It's a sad state of affairs when a cheap plastic horn is the talk of the World Cup - perhaps it's because the football so far has been pretty dismal - but, undeniably, the vuvuzela has so far been the tournament's major talking point (well, that and the silly new ball).
The BBC has reported that it's received 545 complaints about the instrument's incessant buzzing during match coverage, and even players have voiced their disapproval.
So what can be done about it? With FIFA saying that it has no plans to ban the vuvuzela, enterprising plug-in developers have stepped into the breach to try and come up with a processing chain that eliminates its sound during TV broadcasts.
Waves claims that it's currently working with a major broadcaster to resolve the problem, and recommends a plug-in chain featuring its WNS Waves Noise Suppressor and Q10 Paragraphic EQ.
"A combination of dynamic broadband noise suppression and notch filtering is utilised to create the Vuvuzela noise reduction processing chain," explains Waves. "Routing schemes and parameter settings were painstakingly adjusted, contrasted and, compared; multiple instances of each plug-in, with different settings, were ultimately used to achieve optimal results."
If you want to try Waves' solution on your TV audio feed, you can download the processing chain from the Waves website. This works in Pro Tools, Waves MultiRack and Cubase (though you'll need the plug-ins too, of course).
PreSonus has been tackling the problem as well, and is offering a file for its Studio One DAW that filters out the vuvuzela sound (presumably, you can try this in the demo version of the software). This does its work using the company's ProEQ plug-in - for more details and to download the Studio One file or just the FX chain, go to PreSonus's Voodoo One website.
"PreSonus has been tackling the problem as well, and is offering a file for its Studio One DAW that filters out the vuvuzela sound."
There are also before and after audio examples that demonstrate the chain in action.
We should also give a mention to Create Digital Music, which showed football fans how to tackle the vuvuzela problem in Linux on Tuesday.
Finally, it's worth pointing out that not everyone hates the sound of the vuvuzela.

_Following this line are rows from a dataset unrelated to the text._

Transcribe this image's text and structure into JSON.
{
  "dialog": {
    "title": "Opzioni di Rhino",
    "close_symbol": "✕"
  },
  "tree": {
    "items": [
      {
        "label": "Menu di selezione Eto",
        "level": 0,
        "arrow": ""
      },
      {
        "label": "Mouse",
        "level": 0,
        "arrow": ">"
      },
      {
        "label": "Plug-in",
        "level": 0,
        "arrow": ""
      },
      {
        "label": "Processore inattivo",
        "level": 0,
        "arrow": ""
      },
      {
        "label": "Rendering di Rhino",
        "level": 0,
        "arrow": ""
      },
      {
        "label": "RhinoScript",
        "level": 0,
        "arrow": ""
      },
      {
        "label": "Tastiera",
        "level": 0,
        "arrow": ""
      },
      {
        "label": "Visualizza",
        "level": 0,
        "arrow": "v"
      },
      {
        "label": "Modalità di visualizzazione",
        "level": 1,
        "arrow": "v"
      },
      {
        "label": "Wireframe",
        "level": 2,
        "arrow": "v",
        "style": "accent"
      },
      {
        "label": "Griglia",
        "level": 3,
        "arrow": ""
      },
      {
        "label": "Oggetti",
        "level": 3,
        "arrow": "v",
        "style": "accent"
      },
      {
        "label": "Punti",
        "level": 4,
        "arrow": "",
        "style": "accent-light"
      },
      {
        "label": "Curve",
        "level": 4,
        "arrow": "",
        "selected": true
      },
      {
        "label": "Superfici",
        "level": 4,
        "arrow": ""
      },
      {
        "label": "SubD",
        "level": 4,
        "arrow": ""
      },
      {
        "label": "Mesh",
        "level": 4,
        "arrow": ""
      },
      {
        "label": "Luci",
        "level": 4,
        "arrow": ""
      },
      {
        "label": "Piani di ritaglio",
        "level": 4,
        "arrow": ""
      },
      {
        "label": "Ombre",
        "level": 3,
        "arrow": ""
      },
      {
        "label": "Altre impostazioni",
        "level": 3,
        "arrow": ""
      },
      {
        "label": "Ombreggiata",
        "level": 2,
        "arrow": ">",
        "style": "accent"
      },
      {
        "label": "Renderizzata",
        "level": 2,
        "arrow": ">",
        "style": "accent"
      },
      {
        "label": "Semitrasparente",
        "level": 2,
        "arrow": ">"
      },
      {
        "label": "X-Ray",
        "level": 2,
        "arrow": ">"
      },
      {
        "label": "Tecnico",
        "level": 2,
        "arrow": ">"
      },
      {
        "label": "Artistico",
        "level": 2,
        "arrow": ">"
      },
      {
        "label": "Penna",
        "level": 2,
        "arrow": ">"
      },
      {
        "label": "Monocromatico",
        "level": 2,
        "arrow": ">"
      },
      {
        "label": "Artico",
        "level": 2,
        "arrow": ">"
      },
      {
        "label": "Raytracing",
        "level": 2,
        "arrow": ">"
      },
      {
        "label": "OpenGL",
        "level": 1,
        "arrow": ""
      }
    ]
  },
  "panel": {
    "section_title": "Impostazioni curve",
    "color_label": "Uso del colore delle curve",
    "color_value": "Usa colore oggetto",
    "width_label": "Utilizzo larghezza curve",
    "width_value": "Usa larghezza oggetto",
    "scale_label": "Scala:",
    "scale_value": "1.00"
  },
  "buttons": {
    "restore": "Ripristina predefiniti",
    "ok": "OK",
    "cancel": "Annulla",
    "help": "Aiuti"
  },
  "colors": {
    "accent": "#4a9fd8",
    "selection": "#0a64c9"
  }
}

The Guardian is reporting that a virtual version for the iPhone has just topped a million downloads and is currently the most popular free app in Europe and South Africa.
What's more, UK supermarket chain Sainsbury's reckons that it's going to have sold 75,000 vuvuzelas by the weekend, suggesting that, even if you get rid of them on your TV, pretty soon, a small boy is going to blow one in your ear.